// If you want your app to work offline and load faster, you can change
// unregister() to register() below. Note this comes with some pitfalls.
// Learn more about service workers:

This means that our app is not really a PWA yet. We’d need to explicitly enable the service worker on the client’s browser by changing that line. So, essentially you’re not in trouble if you leave all this code hanging around, but I always like to remove all the evidence to avoid confusing people who are not familiar with the code.

Production Backend

One of the advantages of SPAs is that the backend that serves them can be as dumb as a second coat of paint. Meaning that, no matter the request, the backend will always serve the matching public file, or the HTML entry points for your SPA.

Sadly, with URL splitting you’ll need to make your backend a little smarter. Much like we did with Webpack’s development server, you’ll need to specify what HTML file to serve on which URLs. This can be done extremely quickly using an Express backend (which is what I do).

Frontend Routing

If you have experience with SPA’s with React, you’ve probably used React Router to solve your routing needs. The issue is, React Router will solve routing inside each of your apps, but not between them.

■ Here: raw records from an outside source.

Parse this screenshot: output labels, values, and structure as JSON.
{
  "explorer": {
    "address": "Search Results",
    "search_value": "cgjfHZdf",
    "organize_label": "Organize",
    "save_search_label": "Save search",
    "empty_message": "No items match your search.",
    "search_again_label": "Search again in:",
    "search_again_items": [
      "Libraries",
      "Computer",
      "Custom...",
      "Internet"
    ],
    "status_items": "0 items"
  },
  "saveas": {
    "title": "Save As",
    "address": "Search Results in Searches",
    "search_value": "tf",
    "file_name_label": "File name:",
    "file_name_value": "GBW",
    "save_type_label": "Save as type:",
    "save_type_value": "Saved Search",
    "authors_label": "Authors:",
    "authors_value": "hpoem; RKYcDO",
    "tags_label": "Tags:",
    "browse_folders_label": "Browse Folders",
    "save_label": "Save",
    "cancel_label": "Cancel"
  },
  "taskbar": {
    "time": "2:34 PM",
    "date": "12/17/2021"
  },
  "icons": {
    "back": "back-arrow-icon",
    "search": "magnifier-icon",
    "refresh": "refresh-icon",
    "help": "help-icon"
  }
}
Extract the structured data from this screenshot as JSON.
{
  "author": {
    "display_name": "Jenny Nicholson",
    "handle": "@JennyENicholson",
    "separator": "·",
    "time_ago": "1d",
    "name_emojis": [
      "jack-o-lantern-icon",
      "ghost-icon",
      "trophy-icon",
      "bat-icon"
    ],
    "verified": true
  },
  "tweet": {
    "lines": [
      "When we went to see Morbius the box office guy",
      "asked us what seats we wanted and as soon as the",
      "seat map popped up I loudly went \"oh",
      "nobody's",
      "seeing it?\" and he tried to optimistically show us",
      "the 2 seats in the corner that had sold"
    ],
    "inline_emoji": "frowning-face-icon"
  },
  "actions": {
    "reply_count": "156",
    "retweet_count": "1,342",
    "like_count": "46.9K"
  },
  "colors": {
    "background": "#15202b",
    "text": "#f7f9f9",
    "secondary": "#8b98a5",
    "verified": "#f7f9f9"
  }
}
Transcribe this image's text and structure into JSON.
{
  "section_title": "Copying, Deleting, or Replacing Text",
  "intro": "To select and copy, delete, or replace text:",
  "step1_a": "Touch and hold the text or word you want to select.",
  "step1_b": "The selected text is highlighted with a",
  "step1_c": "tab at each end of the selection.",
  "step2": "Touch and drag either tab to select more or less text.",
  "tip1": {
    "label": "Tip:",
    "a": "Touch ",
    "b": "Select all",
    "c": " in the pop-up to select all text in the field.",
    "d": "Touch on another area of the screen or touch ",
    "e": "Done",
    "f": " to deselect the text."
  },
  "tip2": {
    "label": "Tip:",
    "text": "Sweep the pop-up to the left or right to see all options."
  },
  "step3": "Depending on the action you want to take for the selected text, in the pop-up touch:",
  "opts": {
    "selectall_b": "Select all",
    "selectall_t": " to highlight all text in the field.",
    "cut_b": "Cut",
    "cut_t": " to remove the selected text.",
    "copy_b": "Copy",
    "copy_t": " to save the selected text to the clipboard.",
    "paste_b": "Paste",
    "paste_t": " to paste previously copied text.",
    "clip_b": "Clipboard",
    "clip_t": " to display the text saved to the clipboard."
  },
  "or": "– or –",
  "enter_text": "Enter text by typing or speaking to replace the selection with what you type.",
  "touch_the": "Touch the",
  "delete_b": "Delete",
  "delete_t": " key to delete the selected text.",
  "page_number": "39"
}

Perfect time to sell my next blog post!

Jokes aside, this is a somewhat deep topic, so I’ve decided to split it. Check out part two when it releases!


Yes, I know, configuring URL splitting is quite horrible, and you certainly shouldn’t go through the hassle of doing it unless you really need it. Think of it as another tool in your toolbelt. And, believe me, I’ve run into mind-boggling issues while configuring the project myself. But in the end, it’s a one-time thing that will help you get a more stable, more performant app in the end. And every time you configure it it gets easier.

So don’t be afraid if you don’t understand everything that’s going on. With time, you will. And if there’s something that wasn’t clear, feel free to leave a comment or an issue on the repo! I’m always open for feedback.